d) The bread was already in John’s hand by the time Jesus said “This is my body.” There was no time to speculate on the bread, as if something weird had happened to it. Jesus gives Himself to us in the act of eating: “Take and eat.”

e) Jesus did not go around the table serving the men separately (though He did go around and wash their feet separately). Each man had the privilege of serving his neighbor. In too many churches today that servant-privilege is denied as pastors and elders keep hold of the bread and usurp the servant-privilege for themselves alone.

What does this to do with changing the world? Very simply this:

We rule.

We are enthroned with Jesus Christ in the heaven­lies, replacing the angels (Revelation 4:4; 15:8; 20:4). We need to move through this life as kings and queens, viceroys of King Jesus and His ambassadors on earth. We apologize to no one. It’s His Kingdom and as His baptized ambassadors, rainbowed into His warbow by the prisms of sprinkled water, we’re in charge.

We are the Rainbow Army. When we gather for worship, God sees His rainbow and is reminded of the covenant. The covenant includes “If a man lies with a male as those who lie with a woman, both of them have committed a detestable act; being put to death they shall be put to death – their bloodguiltiness is upon them” (Leviticus 20:13). From a sinner’s point of view, there is nothing more stupid than when perverts wave rainbows before the face of the God who sees everything. What they are asking for will make AIDS look like a picnic!

That awful judgment is not, however, what we want to see. We want God to act evangelistically, to change hearts, to destroy demonic influences. We want to see these sinners saved. What we do in Sunday worship is what can bring that good outcome to pass, if we dare to do what God wants.

The Supper is the celebration of our rule in union with His, and it must be taken enthroned. If not, then it’s not the Festive Marriage Supper of the King and Queen, but some odd rite that we’ve made up. Sure, God is gracious and makes up the difference in our failures, but there’s no power in standing or kneeling communion, for we aren’t fully participating in the kingdom. When we bring our petitions, we aren’t going to be heard as well as if we are seated, like Esther, at table with the Great King (Esther 5:5-8; 7:1-10).
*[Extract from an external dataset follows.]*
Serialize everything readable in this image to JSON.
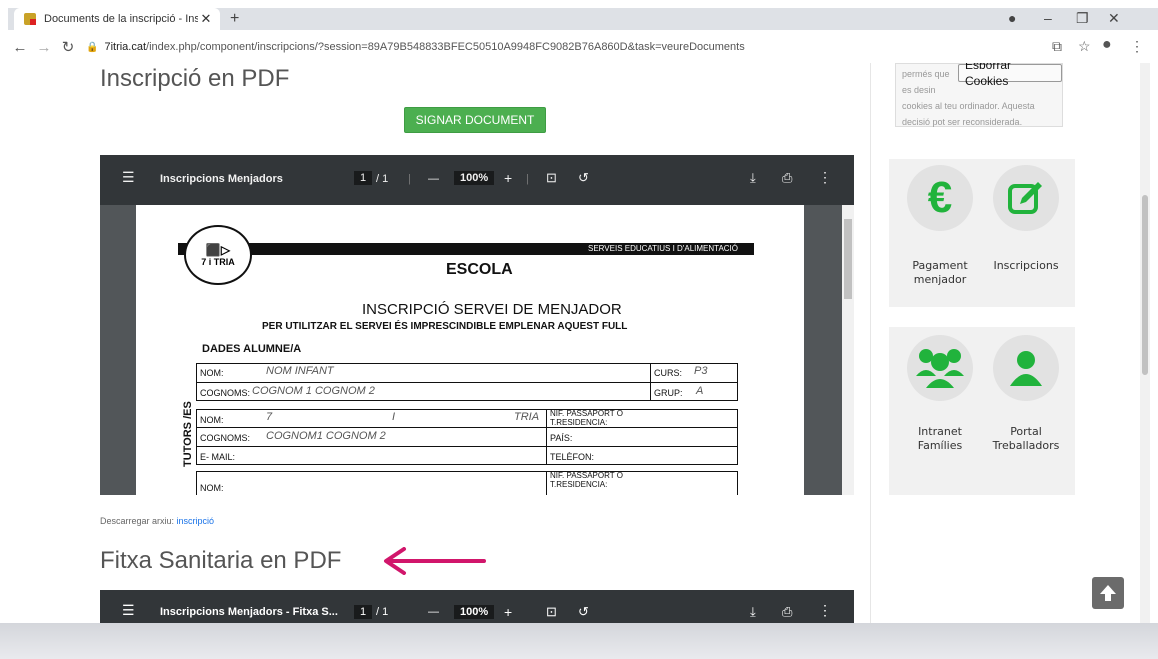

You want Jesus to hear your petitions to change the world? Then sit, like Esther, at His table when you talk to Him.

James B. Jordan is Director of Biblical Horizons and Scholar-in-Residence at Theopolis.